Chinese Steamed Buns (Mantou)
Steamed buns is one of those foods I’ve loved as a kid, it was all thanks to my aunt showing me how to make really delicious tasting buns.
Click here to see recipe for whole wheat steamed buns.
(Yields: 6 buns , Serving: 3, Prep time: 3 hrs, Cook time: 20 mins)
- 2 1/2 cups and 5 tablespoons all purpose or bread flour
- A sprinkle of salt
- 1 tablespoon and 1 teaspoon yeast
- 1 cup water
Note: I used enriched unbleached flour but it’s much healthier to use corn flour or whole wheat flour, so feel free to substitute.
Mix the flour and salt into a large pot.
Mix room temperature water with yeast. Stir for a couple of minutes.
Mix the water with yeast into the flour mixture. Stir for about a minute.
Use your hands and knead it until it becomes a solid block.
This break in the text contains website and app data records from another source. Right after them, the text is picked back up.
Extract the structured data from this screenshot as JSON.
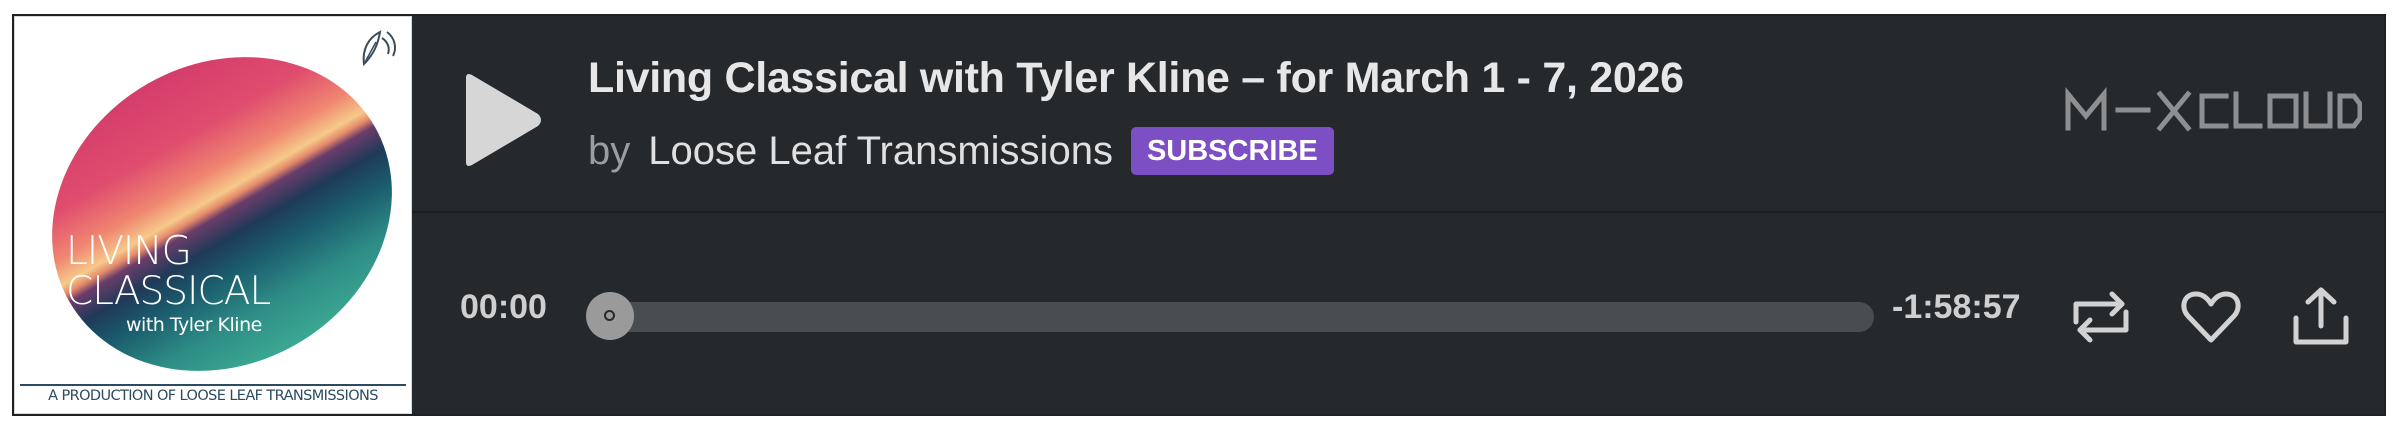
{
  "artwork": {
    "title_line1": "LIVING",
    "title_line2": "CLASSICAL",
    "subtitle": "with Tyler Kline",
    "credit": "A PRODUCTION OF LOOSE LEAF TRANSMISSIONS",
    "icon": "leaf-icon"
  },
  "player": {
    "play_icon": "play-icon",
    "show_title": "Living Classical with Tyler Kline – for March 1 - 7, 2026",
    "by_word": "by",
    "artist": "Loose Leaf Transmissions",
    "subscribe_label": "SUBSCRIBE",
    "logo_text": "MIXCLOUD",
    "elapsed": "00:00",
    "remaining": "-1:58:57",
    "progress": 0,
    "actions": [
      "repost-icon",
      "heart-icon",
      "share-icon"
    ]
  },
  "colors": {
    "background": "#26292c",
    "accent": "#7c4fc4",
    "text": "#e7e7e7",
    "muted": "#9b9ea0",
    "track": "#4a4d50"
  }
}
The dough should not be sticky once it’s kneaded, nor should it be too hard. This is crucial in how the mantou turns out, so if you feel that it’s too wet, add a bit more flour and if it’s too dry, add a tiny bit more water.
Put a lid on the pot and leave it in a warm place for 2-3 hours so it can rise.
When the dough has risen twice it’s size, start kneading it again to make it smaller. Store a tiny piece away into a plastic bag to use next time.
Stretch the dough out so it becomes like this:
Then, use a knife and cut it in pieces.
Leave the mantou on a wooden board for 15 minutes for it to rise some more. (This step is crucial for fat and soft mantou!)
Get the steamer prepared by boiling water on it. I like to use a giant steamer so it doesn’t take too long.
Soak a cheese cloth in water.
Place it on the bottom of the steamer.
Put buns on the steamer. Make sure there’s a lot of space between them because they do rise more when cooked.
Once water starts to make noise (semi boiled), put the mantou on it.
Let it steam for about 15 minutes on high.
Turn heat off and let it sit for a further 3-5 minutes before removing the lid.